1) Vāpya (वाप्य):—[from vāpa] mfn. to be scattered or sown or cast or thrown, [Kauśika-sūtra]
2) [v.s. ...] coming from ponds or tanks (as water), [Suśruta]
3) [v.s. ...] m. a father (?), [cf. Lexicographers, esp. such as amarasiṃha, halāyudha, hemacandra, etc.]
4) [v.s. ...] n. Costus Speciosus or Arabicus, [cf. Lexicographers, esp. such as amarasiṃha, halāyudha, hemacandra, etc.] ([varia lectio] vyāpya).Source: Cologne Digital Sanskrit Dictionaries: Yates Sanskrit-English Dictionary
Vāpya (वाप्य):—[(pyaḥ-pyā-pyaṃ)] 1. m. A sort of Costus. a. That may be sown.
[Sanskrit to German]
Sanskrit, also spelled संस्कृतम् (saṃskṛtam), is an ancient language of India commonly seen as the grandmother of the Indo-European language family (even English!). Closely allied with Prakrit and Pali, Sanskrit is more exhaustive in both grammar and terms and has the most extensive collection of literature in the world, greatly surpassing its sister-languages Greek and Latin.
See also (Relevant definitions)
Search found 2 books and stories containing Vapya, Vāpya; (plurals include: Vapyas, Vāpyas). You can also click to the full overview containing English textual excerpts.
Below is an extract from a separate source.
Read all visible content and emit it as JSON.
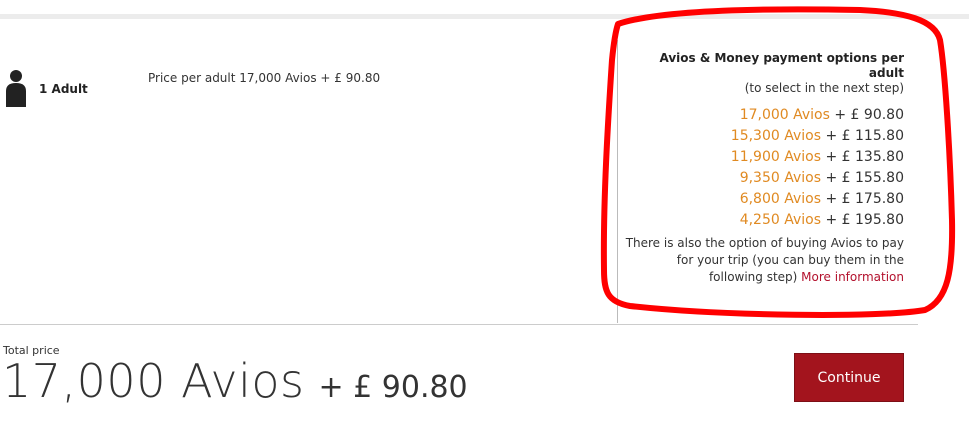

Below are direct links for the most relevant articles: